The UK lawmakers have overwhelmingly approved the post-Brexit trade deal with the EU in a parliamentary vote.
A bill bringing the deal into UK law was backed by the Commons by 521 to 73 votes after Parliament was recalled, the BBC reported.
The majority of Labour MPs are thought to have voted for the agreement after leader Sir Keir Starmer said a “thin deal was better than no deal”, according to the report.
Britain will leave the European single market and customs union at 11 p.m. (2300 GMT) on Thursday, the end of a difficult year and of a post-Brexit transition period marked by intense and tortuous trade negotiations. Also, this is happening four and a half years after the Brexit referendum.
The agreement hammered out with Brussels over nine months sets out a new business and security relationship between the UK and its biggest trading partner.
The European Union (EU) leaders formally signed the post-Brexit trade deal with Britain early on Wednesday.
EU chiefs Ursula von der Leyen and Charles Michel, the heads of the European Commission and European Council, smiled at a brief televised ceremony to put their names to the 1,246-page Trade and Cooperation Agreement.
Taking to Twitter, Leyen confirmed that she and European Council President Charles Michel “signed the EU-UK Trade and Cooperation Agreement” in Brussels.
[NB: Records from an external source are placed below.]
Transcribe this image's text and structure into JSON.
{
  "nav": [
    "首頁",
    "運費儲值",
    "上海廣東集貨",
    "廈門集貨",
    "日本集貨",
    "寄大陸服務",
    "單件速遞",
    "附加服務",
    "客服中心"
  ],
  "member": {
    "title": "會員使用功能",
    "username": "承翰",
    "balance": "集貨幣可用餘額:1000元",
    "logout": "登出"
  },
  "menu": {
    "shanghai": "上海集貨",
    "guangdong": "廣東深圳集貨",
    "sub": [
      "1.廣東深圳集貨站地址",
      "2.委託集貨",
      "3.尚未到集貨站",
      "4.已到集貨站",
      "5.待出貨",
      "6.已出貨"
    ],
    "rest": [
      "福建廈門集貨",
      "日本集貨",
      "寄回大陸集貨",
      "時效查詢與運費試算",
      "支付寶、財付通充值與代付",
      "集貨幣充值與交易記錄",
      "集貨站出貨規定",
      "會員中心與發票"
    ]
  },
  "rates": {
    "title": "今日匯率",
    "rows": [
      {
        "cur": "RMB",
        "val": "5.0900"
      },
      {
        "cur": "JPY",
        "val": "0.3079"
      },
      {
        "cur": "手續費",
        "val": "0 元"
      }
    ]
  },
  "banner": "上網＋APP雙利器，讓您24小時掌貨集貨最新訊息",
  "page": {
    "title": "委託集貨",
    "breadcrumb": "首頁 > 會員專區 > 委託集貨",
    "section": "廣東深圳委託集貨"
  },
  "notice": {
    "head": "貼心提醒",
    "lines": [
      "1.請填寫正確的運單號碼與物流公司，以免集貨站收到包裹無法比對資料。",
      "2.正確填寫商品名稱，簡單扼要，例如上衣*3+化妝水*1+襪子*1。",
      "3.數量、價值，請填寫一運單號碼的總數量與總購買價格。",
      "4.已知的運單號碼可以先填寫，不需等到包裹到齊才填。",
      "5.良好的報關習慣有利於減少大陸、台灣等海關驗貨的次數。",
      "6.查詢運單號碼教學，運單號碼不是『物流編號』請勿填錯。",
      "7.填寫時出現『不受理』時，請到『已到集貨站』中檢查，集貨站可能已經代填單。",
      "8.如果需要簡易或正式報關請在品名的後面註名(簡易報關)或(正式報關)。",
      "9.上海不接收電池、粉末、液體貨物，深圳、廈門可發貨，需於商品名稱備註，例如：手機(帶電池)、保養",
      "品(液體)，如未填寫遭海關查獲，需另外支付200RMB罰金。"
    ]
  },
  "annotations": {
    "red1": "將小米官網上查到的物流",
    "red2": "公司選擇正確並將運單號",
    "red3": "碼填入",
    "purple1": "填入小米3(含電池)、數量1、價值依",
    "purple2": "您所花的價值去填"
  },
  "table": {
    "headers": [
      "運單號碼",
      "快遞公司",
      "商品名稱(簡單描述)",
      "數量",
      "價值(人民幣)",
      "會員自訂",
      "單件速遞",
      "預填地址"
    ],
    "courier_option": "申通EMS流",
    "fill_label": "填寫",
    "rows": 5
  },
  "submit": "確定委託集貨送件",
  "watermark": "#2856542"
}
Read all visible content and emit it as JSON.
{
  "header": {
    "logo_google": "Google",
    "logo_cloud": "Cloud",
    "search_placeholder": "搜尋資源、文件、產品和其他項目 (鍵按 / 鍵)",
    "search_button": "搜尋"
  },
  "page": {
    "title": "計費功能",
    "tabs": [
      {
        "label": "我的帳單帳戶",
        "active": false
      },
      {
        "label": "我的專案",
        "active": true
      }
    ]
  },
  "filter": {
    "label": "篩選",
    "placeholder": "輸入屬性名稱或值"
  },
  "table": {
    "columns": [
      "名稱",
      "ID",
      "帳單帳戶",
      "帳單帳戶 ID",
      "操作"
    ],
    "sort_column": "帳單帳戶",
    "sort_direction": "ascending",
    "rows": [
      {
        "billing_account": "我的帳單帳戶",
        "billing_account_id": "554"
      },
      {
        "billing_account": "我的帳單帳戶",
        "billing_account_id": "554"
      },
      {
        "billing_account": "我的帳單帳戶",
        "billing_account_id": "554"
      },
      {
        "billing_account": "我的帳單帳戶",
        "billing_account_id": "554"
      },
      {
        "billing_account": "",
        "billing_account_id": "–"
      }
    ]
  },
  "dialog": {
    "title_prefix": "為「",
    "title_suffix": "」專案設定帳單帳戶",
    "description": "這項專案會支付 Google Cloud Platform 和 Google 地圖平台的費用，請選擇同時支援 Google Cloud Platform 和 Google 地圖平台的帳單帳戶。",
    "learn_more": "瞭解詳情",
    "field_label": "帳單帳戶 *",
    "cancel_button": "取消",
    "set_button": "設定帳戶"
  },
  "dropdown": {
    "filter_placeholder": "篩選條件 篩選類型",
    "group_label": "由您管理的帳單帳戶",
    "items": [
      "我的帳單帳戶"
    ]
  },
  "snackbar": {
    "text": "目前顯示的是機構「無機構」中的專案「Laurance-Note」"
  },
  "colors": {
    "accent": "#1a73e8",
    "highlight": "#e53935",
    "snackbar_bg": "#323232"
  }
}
“(UK) Prime Minister Boris Johnson will sign it later today in London,” she said.
“It has been a long road. It’s time now to put Brexit behind us. Our future is made in Europe,” von der Leyen added.
The free trade deal is the biggest bilateral trade deal signed by either side, covering trade worth around 668 billion pounds ($905 billion).
The UK is the EU’s third largest trading partner in goods, after the US and China.